associated with cultural practices. In other words irrigation, fertilization,
and soil compaction problems, or with disease issues. Since Christine
mentions that she had the area aerated and fertilized we concluded that the damage
was likely caused by brown patch a fungal disease that thrives in just
the conditions that were present in Christine’s yard at the time she
first noticed problems. Brown patch is most likely to become a problem during
the late spring or early summer when days are very warm but nights are
still relatively cool. Heavy dew is also most prevalent under
these conditions giving the fungal spores all the elements
that it needs to have explosive growth. So what should be done to rejuvenate the
area and keep the disease from returning and spreading? First I’d suggest aerating again to be certain that there will be good
drainage. Next remove all the affected turf plus a little extra around the perimeter just
to be sure you’ve removed all the potential for any
errant spores to regrow. Then treat preventatively with a
labeled fungicide and resod the area and be sure not to
overwater especially during spring and early
summer when air is much more humid. Our plant this week is Annual Vinca
commonly called Periwinkle. Many people stopped planting this heat
loving annual due to its sensitivity to aerial
Phytophthora a fungal disease that wipes out entire beds the Vinka almost overnight. My colleague have done some fabulous work developing cultivars that are almost
entirely immune to this disease and the Cora series has proven to be a
real Texas superstar. I received a few of these plants several
years ago when we were just starting to trial them
across the state and they continue to look great in my garden. They thrive in the heat and full sun of the
harshest Texas summers and return from seed year after year
even during our recently extremely wet spring with days upon days
of rain and weeks of clouds and high humidity, my Vinca look great! Plant Cora Vinca from transplants in full sun or light shade in late spring or early summer when soil
temperatures have warmed up. Once established Vinca will do just
fine with moderate moisture and only light fertilization. With beautiful bright pink,
light pint, or white flowers these Periwinkles
get about a foot-and-a-half tall and about as wide. There are also trailing
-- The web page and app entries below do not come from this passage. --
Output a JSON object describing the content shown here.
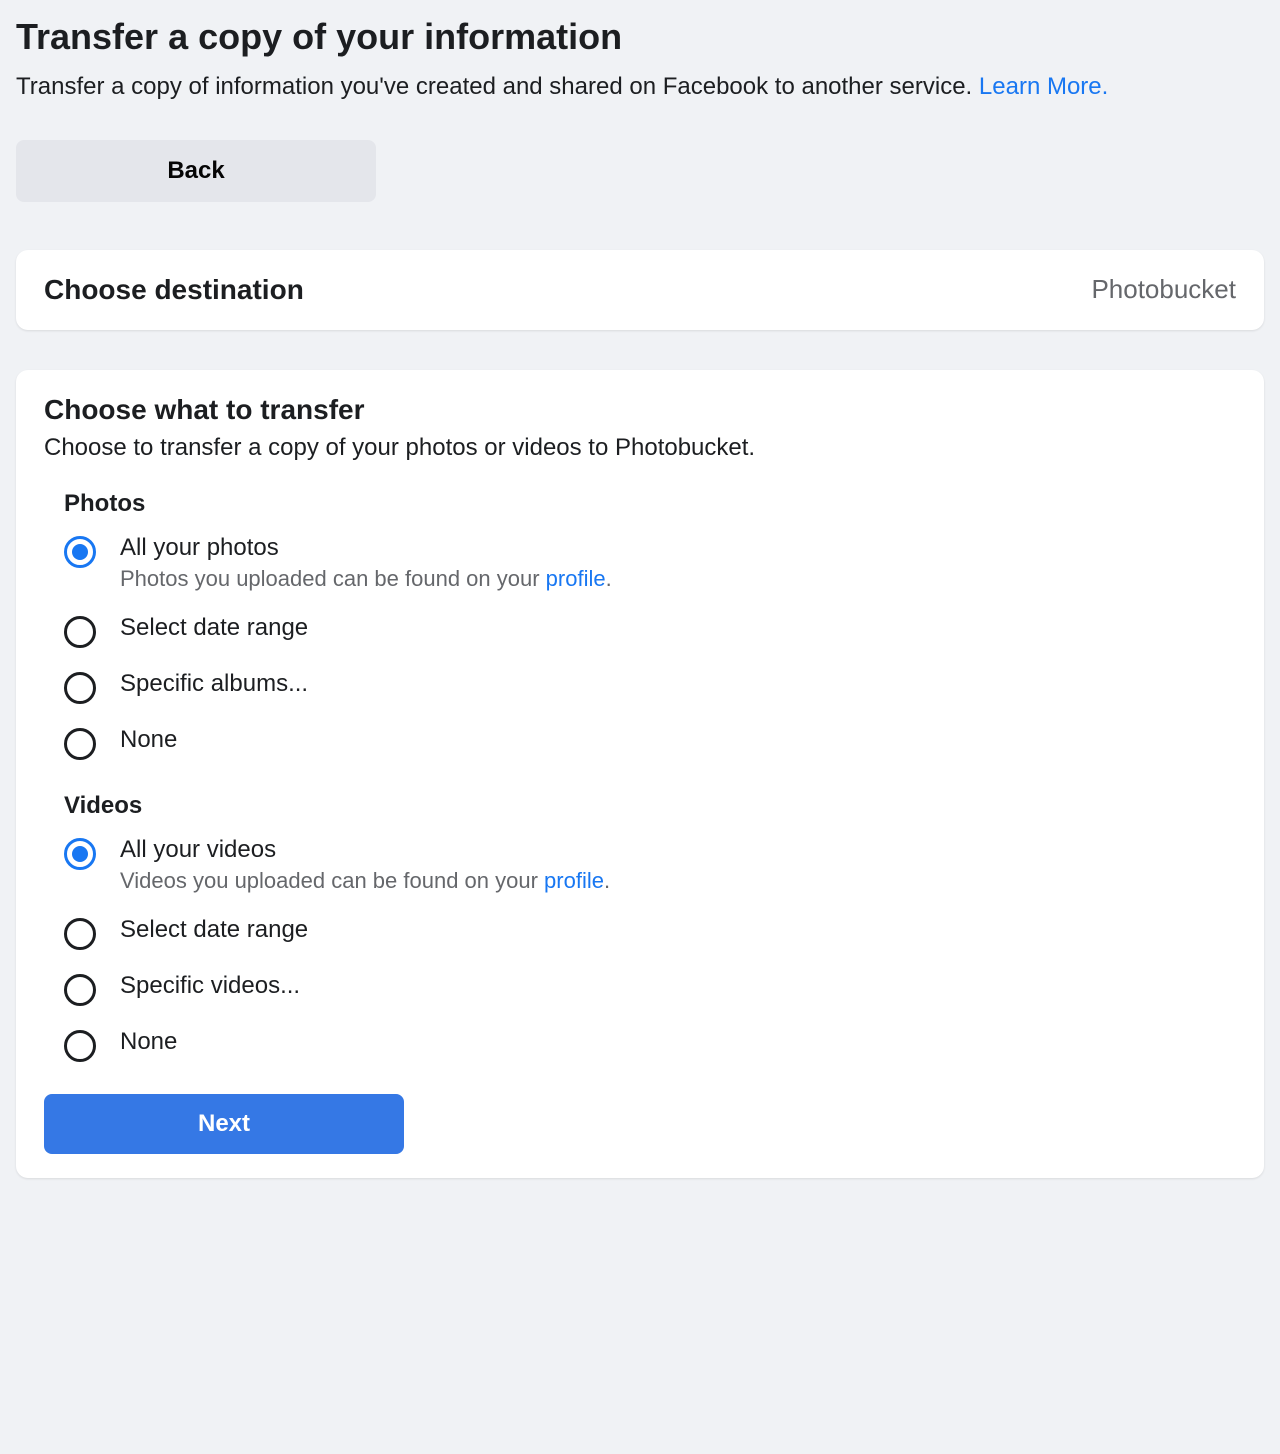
{
  "header": {
    "title": "Transfer a copy of your information",
    "subtitle_text": "Transfer a copy of information you've created and shared on Facebook to another service. ",
    "learn_more": "Learn More."
  },
  "buttons": {
    "back": "Back",
    "next": "Next"
  },
  "destination": {
    "label": "Choose destination",
    "value": "Photobucket"
  },
  "transfer": {
    "title": "Choose what to transfer",
    "subtitle": "Choose to transfer a copy of your photos or videos to Photobucket."
  },
  "photos": {
    "group_title": "Photos",
    "options": [
      {
        "label": "All your photos",
        "sub_prefix": "Photos you uploaded can be found on your ",
        "sub_link": "profile",
        "sub_suffix": ".",
        "selected": true
      },
      {
        "label": "Select date range",
        "selected": false
      },
      {
        "label": "Specific albums...",
        "selected": false
      },
      {
        "label": "None",
        "selected": false
      }
    ]
  },
  "videos": {
    "group_title": "Videos",
    "options": [
      {
        "label": "All your videos",
        "sub_prefix": "Videos you uploaded can be found on your ",
        "sub_link": "profile",
        "sub_suffix": ".",
        "selected": true
      },
      {
        "label": "Select date range",
        "selected": false
      },
      {
        "label": "Specific videos...",
        "selected": false
      },
      {
        "label": "None",
        "selected": false
      }
    ]
  }
}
types which look great in containers and hanging baskets.
Our viewer picture this week goes to Mary who took out the front yard lawn to plant
lots of organic vegetables. She and her husband are even growing some for a
neighbor who isn’t able to garden these days. Thanks, Mary! What a wonderful thing to do. We love to hear from you so please visit us at KLRU .org to send us your
questions, projects, and pictures. on